#85 Slaughterhouse Five by Kurt Vonnegut
#86 Julie of the Wolves by Jean Craighead George
#87 Metaphysics by Aristotle–the man who was wrong more often and more consistently on a wider variety of topics than any author since. He taught that heavy objects fall faster than light objects and that women have fewer teeth than men.
#88 Little House on the Prairie by Laura Ingalls Wilder
#89 Institutes of the Christian Religion by Jean Calvin
#90 Steppenwolf by Hermann Hesse
#91 Power and the Glory by Graham Greene
#92 Sanctuary by William Faulkner–Read it for a lit class. It went in my eyes, through my brain, and out my ears. Don’t recall anything about it except thinking that Faulkner could never say in two words what could be compressed into ten.
#93 As I Lay Dying by William Faulkner
#94 Black Like Me by John Howard Griffin
#95 Sylvester and the Magic Pebble by William Steig
#96 Sorrows of Young Werther by Johann Wolfgang von Goethe
#97 General Introduction to Psychoanalysis by Sigmund Freud
#98 Handmaid’s Tale by Margaret Atwood–Hmm, can’t figure out why this one may have upset people!
#99 Bury My Heart at Wounded Knee by Dee Alexander Brown
#100 Clockwork Orange by Anthony Burgess–And the movie is just as brilliant, even though the ending changes the meaning somewhat.
#101 Autobiography of Miss Jane Pittman by Ernest J. Gaines
#102 Emile Jean by Jacques Rousseau
#103 Nana by Emile Zola
#104 Chocolate War by Robert Cormier
#105 Go Tell It on the Mountain by James Baldwin
#106 Gulag Archipelago by Aleksandr Solzhenitsyn
#107 Stranger in a Strange Land by Robert A. Heinlein–Okay, boys and girls, repeat after me: Robert Heinlein was not a very compelling writer.

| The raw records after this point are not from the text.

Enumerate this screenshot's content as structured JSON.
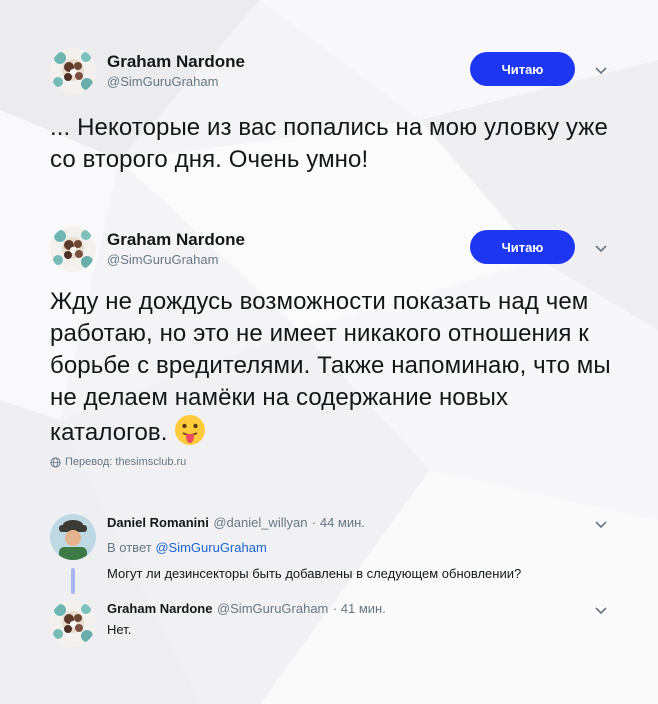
{
  "tweet1": {
    "name": "Graham Nardone",
    "handle": "@SimGuruGraham",
    "follow_label": "Читаю",
    "text": "... Некоторые из вас попались на мою уловку уже со второго дня. Очень умно!"
  },
  "tweet2": {
    "name": "Graham Nardone",
    "handle": "@SimGuruGraham",
    "follow_label": "Читаю",
    "text": "Жду не дождусь возможности показать над чем работаю, но это не имеет никакого отношения к борьбе с вредителями. Также напоминаю, что мы не делаем намёки на содержание новых каталогов.",
    "translation": "Перевод: thesimsclub.ru"
  },
  "reply1": {
    "name": "Daniel Romanini",
    "handle": "@daniel_willyan",
    "time": "· 44 мин.",
    "in_reply_prefix": "В ответ",
    "in_reply_mention": "@SimGuruGraham",
    "text": "Могут ли дезинсекторы быть добавлены в следующем обновлении?"
  },
  "reply2": {
    "name": "Graham Nardone",
    "handle": "@SimGuruGraham",
    "time": "· 41 мин.",
    "text": "Нет."
  },
  "colors": {
    "accent": "#1d36f2",
    "mention": "#1b63d6",
    "muted": "#657786",
    "thread_line": "#a9b7f0"
  },
  "icons": [
    "avatar-graham",
    "avatar-daniel",
    "chevron-down-icon",
    "globe-icon",
    "tongue-out-emoji"
  ]
}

#108 Day No Pigs Would Die by Robert Peck
#109 Ox-Bow Incident by Walter Van Tilburg Clark
#110 Flowers for Algernon by Daniel Keyes